[What the exercise asks] Report how many lines in the records that follow have the word "active" in them, giving the number and nothing more.

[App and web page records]

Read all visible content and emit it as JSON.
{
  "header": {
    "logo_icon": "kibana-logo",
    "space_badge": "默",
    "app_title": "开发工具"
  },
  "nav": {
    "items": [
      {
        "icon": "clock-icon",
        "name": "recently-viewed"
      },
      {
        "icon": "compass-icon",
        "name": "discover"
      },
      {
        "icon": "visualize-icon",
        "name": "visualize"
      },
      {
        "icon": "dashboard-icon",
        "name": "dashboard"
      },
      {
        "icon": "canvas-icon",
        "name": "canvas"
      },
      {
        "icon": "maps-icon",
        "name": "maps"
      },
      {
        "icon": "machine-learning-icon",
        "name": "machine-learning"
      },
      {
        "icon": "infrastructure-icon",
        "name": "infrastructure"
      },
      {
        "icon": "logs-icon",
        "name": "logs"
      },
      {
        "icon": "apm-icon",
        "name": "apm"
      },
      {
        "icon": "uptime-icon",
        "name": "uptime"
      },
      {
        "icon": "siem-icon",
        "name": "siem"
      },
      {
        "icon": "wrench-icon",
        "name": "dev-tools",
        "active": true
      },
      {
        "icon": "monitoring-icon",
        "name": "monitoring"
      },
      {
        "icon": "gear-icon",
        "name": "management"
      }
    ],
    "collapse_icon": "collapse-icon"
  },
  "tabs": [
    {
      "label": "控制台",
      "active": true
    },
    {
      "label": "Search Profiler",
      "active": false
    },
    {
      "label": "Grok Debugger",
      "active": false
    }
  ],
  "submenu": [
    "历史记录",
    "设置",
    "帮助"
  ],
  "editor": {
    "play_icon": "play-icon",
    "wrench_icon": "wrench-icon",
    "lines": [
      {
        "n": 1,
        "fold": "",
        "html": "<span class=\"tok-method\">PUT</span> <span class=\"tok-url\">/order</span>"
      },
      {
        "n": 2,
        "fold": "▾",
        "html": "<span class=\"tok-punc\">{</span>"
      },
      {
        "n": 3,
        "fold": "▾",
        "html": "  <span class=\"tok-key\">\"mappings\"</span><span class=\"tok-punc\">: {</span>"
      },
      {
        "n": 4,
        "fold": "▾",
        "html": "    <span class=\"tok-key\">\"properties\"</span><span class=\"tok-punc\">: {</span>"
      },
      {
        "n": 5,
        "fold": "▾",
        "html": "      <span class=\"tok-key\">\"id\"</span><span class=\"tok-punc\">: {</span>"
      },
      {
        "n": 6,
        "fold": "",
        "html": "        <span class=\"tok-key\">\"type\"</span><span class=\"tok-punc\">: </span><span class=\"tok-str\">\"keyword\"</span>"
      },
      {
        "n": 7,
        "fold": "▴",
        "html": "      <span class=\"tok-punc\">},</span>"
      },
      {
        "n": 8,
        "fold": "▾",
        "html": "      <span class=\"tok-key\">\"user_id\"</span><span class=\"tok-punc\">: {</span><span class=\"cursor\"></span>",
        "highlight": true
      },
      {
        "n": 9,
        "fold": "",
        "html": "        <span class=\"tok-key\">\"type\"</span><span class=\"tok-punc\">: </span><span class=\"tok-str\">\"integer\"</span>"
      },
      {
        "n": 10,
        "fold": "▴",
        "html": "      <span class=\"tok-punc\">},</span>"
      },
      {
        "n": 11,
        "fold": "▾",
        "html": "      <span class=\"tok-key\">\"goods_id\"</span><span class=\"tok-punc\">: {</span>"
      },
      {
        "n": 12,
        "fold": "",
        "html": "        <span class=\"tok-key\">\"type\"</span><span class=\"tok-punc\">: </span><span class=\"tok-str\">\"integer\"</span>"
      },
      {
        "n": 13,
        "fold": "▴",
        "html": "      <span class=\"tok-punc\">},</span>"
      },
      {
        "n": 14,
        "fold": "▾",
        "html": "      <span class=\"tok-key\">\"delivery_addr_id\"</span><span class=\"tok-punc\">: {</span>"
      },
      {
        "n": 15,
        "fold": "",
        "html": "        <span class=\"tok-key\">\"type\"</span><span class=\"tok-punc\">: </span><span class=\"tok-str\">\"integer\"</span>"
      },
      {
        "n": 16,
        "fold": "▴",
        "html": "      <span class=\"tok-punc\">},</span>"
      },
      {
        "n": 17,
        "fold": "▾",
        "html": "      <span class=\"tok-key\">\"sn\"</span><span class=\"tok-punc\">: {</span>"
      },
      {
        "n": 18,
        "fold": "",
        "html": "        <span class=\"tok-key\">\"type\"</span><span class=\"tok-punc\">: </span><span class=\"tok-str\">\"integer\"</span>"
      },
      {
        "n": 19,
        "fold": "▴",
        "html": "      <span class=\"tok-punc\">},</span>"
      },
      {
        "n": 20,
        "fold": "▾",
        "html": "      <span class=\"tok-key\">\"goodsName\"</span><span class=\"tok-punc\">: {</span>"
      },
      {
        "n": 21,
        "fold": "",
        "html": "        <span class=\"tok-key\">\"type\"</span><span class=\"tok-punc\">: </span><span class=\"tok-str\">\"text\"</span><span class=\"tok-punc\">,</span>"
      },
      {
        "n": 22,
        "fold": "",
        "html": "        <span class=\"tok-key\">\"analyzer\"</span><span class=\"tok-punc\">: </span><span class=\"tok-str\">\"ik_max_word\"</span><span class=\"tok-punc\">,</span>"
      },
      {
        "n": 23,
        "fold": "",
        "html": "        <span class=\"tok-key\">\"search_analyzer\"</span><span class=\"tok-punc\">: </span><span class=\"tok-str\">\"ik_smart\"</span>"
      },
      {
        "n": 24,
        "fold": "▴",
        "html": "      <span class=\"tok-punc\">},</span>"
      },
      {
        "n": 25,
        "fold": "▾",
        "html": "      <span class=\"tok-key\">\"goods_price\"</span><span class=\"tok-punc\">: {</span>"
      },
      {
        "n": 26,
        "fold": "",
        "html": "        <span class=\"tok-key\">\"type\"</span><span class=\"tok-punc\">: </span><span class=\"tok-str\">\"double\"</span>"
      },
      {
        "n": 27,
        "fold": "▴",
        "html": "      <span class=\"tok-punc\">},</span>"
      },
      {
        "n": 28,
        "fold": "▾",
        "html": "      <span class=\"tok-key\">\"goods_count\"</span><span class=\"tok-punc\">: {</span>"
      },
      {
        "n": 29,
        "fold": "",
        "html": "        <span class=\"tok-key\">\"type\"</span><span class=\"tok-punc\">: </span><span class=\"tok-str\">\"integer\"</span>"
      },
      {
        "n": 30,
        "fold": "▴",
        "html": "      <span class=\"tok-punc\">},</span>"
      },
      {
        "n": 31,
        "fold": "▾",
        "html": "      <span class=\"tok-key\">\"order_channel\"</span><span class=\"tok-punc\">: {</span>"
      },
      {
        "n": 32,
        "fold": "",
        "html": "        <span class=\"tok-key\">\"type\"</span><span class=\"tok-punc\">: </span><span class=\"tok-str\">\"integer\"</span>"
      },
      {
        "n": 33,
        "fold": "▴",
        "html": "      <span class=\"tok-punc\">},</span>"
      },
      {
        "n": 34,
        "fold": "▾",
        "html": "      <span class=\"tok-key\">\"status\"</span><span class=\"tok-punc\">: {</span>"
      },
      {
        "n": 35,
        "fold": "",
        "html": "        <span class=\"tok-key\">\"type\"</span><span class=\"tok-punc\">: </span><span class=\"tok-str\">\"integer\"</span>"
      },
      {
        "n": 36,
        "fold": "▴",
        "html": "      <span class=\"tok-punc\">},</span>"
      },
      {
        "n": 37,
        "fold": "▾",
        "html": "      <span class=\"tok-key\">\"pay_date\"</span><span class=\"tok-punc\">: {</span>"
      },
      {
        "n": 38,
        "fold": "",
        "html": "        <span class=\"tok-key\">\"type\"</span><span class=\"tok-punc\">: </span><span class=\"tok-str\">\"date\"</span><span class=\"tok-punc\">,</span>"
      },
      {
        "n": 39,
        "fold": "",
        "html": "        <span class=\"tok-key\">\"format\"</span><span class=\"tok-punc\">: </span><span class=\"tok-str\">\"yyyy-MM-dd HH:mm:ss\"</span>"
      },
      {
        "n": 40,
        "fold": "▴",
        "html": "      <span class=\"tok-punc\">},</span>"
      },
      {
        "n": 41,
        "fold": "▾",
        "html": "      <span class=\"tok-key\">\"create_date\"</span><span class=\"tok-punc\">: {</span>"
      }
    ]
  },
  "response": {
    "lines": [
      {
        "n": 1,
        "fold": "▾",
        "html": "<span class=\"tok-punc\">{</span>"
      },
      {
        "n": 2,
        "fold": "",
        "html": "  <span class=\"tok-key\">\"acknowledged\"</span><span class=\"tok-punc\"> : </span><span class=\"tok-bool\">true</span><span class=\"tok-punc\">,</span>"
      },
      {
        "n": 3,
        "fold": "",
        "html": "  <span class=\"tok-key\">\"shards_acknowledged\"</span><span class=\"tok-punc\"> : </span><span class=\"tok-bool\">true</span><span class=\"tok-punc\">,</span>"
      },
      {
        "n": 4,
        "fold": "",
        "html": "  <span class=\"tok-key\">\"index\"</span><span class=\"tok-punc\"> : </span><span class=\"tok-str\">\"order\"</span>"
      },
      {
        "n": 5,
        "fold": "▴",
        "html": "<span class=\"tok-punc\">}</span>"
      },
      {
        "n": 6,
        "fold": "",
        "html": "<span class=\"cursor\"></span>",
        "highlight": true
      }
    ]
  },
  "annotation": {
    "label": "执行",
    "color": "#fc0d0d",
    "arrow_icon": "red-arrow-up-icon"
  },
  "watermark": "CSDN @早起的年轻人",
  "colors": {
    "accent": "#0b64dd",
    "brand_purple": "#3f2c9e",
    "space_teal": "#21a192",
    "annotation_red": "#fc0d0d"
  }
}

[Solution for this problem] 4